blackcrates

What to expect in this week’s share:

    • Cucumber
    • Zucchini
    • Okra
    • Basil
    • Tomatoes
    • Eggplant

Volunteer Highlights:

Special Thanks to Melissa Lahn and Steve Host for volunteering their time at the farm.  Bloomington is a special place in that a lot of it’s residents are connected with their food, the farmers, local distributors, and the food pathways.

Come Volunteer at the farm, we enjoy sharing our daily connection to mother nature with you through our love and labors of farm work.  Some things you could learn while you’re here are:  how to pick and handle tomatoes, how far apart to plant eggplants, what is in our soil, how to pack a csa box, what are the names of the varieties of kale, and even the names of the farmers who pick your food.  These are just a few things you could learn while volunteering.  Every crop’s preparation, maintenance, and harvest has a valueable lesson.

It’s tomato time, so if you’d like to earn a little extra food while helping harvest tomatoes, please volunteer as soon as you can.  A great time to work is from 9am-12pm.  Bring a sack lunch, so we can break bread and swap stories.

If you’re interested in coming out to volunteer or know of anyone that would be interested, please e-mail us:  csa@strangershillorganics.com

Words from our volunteers

Question: “What did you enjoy most about working at the farm?”

Steve: ” I was excited to harvest food, that I knew was going directly to CSA member within a few hours.  That’s a pretty awesome turn around if you ask me!”

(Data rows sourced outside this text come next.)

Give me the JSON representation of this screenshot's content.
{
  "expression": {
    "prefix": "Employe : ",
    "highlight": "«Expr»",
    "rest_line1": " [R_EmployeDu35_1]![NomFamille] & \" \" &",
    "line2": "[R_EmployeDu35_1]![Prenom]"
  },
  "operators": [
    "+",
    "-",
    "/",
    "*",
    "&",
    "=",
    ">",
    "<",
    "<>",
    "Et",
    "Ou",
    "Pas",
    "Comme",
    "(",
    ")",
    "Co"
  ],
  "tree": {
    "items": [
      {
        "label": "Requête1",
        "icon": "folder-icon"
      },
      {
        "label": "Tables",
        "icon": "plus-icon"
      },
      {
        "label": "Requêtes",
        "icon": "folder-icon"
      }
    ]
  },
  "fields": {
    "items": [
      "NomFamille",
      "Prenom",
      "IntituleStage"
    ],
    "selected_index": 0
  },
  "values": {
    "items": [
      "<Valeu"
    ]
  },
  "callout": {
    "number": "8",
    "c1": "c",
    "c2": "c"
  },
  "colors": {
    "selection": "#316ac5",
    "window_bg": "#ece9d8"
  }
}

Melissa: ” I really enjoyed learning about Strangers Hill Organics, and the food they have to offer Bloomington.  I also liked putting the CSA boxes together.”

volunteervolunteer 2

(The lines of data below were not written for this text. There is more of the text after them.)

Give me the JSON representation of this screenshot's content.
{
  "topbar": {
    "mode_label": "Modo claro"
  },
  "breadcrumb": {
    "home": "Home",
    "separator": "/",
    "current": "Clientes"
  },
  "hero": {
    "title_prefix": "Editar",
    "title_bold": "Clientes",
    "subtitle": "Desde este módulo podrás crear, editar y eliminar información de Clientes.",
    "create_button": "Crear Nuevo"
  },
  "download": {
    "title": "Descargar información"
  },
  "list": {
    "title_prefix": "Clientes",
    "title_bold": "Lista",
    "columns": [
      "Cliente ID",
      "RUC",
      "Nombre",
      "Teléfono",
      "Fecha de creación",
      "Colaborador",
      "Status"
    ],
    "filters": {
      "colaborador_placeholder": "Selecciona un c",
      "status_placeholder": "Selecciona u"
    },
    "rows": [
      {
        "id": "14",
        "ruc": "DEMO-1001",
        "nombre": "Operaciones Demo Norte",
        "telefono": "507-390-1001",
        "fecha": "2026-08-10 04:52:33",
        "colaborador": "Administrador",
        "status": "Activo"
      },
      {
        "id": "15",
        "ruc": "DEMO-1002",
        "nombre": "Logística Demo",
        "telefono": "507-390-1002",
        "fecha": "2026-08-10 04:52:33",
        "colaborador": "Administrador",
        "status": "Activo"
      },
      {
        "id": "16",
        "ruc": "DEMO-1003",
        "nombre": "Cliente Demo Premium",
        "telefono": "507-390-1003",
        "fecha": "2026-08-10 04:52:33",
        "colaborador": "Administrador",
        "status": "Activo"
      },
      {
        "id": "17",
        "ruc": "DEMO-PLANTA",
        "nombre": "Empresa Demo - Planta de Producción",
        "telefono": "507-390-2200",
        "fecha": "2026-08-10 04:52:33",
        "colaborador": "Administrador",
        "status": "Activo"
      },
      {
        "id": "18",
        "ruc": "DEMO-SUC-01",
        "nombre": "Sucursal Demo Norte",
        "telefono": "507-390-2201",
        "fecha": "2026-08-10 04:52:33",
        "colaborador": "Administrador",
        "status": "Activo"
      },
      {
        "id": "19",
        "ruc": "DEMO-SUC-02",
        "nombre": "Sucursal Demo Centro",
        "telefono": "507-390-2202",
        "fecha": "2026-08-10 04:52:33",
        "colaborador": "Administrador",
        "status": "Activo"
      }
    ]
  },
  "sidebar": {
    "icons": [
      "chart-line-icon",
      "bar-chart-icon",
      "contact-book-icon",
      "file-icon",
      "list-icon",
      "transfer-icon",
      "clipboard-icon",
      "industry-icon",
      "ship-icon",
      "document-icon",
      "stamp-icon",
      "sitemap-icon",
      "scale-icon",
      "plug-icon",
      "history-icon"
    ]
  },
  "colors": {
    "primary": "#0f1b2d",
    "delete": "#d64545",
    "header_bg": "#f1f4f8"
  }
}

Eggplant tips:

Storing and preserving- Don’t refrigerate, unless you plan on storing for at most a day or two, it will start to develop brown spots and become bitter.  Optimum storage temperature is 50 degrees, so try to keep eggplant in a cool spot.  The best case scenario for the most flavorful eggplant is to use within 24hours, but if that’s just not going to work, wrap with a paper towl and store in a paper bag.

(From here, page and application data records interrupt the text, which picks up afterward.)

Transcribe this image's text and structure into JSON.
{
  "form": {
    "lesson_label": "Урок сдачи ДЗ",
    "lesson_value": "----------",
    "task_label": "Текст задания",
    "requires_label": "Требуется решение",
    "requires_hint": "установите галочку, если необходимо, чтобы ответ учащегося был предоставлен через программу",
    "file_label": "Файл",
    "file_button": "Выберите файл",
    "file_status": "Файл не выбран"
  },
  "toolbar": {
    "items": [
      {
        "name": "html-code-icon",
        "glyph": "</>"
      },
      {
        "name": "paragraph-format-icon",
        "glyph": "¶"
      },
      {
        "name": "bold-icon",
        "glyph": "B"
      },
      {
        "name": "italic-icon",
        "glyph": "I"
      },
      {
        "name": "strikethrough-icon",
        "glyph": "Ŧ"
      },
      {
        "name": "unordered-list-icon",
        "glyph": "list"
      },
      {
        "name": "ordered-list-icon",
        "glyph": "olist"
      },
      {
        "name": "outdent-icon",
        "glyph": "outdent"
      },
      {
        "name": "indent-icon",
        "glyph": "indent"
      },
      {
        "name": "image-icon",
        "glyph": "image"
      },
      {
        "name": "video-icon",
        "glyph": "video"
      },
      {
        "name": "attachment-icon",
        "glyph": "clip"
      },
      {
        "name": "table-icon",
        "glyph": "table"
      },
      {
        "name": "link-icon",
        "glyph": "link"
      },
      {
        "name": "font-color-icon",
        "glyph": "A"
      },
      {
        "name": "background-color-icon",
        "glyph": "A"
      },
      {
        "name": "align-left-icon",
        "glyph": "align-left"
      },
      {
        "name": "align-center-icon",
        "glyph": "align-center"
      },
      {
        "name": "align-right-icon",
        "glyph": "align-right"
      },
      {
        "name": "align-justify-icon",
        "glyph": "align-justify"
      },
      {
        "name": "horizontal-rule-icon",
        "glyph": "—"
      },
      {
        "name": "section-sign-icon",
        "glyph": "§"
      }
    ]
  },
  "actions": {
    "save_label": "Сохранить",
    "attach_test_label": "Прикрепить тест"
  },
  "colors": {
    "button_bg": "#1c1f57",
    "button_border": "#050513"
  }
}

To salt or not to salt-Some cooks might disagree about whether to salt eggplant or not.  To take away the excess moisture and eliminate any bitterness an eggplant may have, salting is recommended.   An eggplant will also need less olive oil while sauteing if salted first.  Unsalted eggplant will absorb about 6-8 tablespoons of oil compared with a salted eggplant, which will only requre about 2 tablespoons.  To salt the eggplant, simply sprinkle the cut eggplant with salt and place in a colander for 30 minutes or more.  After the 30 minutes, lightly squeeze out the moisture and pat dry.  If you prefer not to salt, I recommend blanching the eggplant as the best cooking alternative.

RECIPES

The following recipe is an excellent moussaka recipe I found last year.  Instead of using lamb, I used an soysage crumble mix–crumbled tempeh would also work.  You just might have some extra zucchini that would fit into this recipe perfectly.   You may not have 3 large eggplants as the recipe call for, so use some zucchini in it’s place.

Moussaka

Quick and Easy Cucumber Salad